▸ The task: Across the entries below, tally every line that holds the string "highlighted" and reply with the number only.

+++

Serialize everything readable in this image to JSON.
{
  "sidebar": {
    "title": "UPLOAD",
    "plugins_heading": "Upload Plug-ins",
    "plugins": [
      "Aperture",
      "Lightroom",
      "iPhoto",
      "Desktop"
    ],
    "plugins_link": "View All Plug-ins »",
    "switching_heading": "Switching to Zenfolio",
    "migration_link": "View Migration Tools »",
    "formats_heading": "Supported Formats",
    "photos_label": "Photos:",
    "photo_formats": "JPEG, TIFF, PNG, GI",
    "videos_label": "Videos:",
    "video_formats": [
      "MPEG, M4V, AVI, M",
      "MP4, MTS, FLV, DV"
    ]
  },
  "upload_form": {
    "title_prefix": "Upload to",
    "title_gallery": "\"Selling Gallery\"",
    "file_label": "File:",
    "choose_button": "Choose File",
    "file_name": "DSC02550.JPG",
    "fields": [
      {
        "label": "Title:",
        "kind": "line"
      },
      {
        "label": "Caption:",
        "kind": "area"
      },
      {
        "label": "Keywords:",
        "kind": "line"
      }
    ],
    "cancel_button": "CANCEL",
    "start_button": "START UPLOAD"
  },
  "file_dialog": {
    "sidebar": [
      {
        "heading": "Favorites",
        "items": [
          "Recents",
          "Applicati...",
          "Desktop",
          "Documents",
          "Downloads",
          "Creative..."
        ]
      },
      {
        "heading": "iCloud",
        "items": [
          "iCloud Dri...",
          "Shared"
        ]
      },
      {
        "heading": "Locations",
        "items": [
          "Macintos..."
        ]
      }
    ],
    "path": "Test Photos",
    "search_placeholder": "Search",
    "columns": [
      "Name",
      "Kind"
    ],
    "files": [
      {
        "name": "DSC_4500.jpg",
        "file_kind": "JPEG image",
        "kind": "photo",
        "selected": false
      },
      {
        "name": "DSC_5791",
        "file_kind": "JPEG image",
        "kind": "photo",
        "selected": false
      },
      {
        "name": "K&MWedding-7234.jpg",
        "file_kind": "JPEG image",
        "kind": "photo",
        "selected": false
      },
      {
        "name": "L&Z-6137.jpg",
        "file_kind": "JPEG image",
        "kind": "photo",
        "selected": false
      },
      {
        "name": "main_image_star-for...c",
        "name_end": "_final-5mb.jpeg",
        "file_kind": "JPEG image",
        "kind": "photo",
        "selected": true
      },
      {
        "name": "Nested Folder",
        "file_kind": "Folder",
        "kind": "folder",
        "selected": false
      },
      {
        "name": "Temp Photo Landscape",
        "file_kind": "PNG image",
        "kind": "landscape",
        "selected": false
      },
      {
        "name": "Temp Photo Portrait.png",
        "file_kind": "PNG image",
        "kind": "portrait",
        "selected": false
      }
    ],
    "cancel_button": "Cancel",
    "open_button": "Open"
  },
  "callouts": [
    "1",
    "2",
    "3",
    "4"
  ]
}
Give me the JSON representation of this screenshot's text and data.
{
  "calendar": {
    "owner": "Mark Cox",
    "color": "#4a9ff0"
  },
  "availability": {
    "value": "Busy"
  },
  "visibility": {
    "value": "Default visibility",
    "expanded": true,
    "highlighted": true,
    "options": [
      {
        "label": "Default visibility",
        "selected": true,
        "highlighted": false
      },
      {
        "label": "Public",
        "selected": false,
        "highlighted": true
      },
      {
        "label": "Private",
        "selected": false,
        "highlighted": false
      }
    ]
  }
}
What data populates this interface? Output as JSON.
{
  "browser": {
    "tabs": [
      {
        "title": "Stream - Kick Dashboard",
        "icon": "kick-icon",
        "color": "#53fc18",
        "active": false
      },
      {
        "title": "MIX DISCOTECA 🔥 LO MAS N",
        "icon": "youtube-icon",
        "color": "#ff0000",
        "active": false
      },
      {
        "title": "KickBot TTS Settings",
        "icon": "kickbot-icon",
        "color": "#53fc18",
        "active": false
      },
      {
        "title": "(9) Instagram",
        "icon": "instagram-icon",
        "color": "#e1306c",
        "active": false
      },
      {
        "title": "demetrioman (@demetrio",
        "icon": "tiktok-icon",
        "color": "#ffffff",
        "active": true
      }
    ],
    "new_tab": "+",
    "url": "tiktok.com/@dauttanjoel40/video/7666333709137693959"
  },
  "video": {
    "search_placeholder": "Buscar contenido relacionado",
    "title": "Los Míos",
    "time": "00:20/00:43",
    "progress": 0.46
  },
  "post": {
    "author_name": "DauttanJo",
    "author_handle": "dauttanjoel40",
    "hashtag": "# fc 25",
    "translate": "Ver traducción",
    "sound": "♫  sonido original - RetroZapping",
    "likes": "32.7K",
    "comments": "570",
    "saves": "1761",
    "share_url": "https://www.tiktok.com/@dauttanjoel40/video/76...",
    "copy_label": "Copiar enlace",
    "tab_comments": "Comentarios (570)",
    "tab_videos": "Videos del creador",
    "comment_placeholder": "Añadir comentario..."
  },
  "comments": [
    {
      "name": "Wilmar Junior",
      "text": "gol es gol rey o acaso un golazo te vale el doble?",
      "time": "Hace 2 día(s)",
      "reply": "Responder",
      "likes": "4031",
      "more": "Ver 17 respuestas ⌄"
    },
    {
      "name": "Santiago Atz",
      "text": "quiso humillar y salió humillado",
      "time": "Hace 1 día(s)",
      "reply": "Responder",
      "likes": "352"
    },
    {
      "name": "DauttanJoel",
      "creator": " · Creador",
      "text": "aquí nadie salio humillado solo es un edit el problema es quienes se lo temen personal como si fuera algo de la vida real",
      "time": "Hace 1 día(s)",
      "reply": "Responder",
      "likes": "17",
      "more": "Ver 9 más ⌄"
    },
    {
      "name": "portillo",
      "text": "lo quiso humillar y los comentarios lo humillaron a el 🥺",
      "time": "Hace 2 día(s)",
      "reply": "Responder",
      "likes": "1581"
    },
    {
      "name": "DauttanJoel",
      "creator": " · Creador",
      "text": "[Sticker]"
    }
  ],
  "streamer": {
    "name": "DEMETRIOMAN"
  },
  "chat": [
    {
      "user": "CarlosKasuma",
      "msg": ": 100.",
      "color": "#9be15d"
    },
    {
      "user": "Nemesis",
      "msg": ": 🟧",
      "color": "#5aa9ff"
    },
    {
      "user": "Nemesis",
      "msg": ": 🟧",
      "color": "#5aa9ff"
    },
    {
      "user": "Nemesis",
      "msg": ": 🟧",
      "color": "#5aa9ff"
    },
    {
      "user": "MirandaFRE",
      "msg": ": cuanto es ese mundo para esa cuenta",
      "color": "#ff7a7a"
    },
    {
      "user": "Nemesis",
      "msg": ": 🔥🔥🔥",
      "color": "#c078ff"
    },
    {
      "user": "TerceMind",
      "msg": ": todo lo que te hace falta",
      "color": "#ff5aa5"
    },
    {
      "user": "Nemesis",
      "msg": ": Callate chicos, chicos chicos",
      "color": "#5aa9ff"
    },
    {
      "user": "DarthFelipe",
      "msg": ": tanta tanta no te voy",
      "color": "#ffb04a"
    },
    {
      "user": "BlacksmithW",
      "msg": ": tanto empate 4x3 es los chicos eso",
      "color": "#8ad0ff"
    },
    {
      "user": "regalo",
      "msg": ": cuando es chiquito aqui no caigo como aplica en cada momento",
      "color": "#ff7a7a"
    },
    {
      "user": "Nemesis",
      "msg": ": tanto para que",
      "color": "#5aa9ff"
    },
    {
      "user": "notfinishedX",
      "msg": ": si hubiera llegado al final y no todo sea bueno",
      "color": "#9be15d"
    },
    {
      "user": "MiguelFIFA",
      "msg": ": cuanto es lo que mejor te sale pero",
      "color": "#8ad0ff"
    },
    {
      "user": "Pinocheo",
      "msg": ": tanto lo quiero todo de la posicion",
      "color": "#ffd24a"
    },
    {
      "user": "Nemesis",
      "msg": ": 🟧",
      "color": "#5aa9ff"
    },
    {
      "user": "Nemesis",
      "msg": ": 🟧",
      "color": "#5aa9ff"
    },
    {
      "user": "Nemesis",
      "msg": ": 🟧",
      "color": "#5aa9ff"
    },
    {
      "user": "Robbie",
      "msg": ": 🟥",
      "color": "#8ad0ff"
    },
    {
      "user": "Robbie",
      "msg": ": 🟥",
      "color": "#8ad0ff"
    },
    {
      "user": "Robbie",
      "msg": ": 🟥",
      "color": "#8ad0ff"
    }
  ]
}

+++

▸ Answer box: 4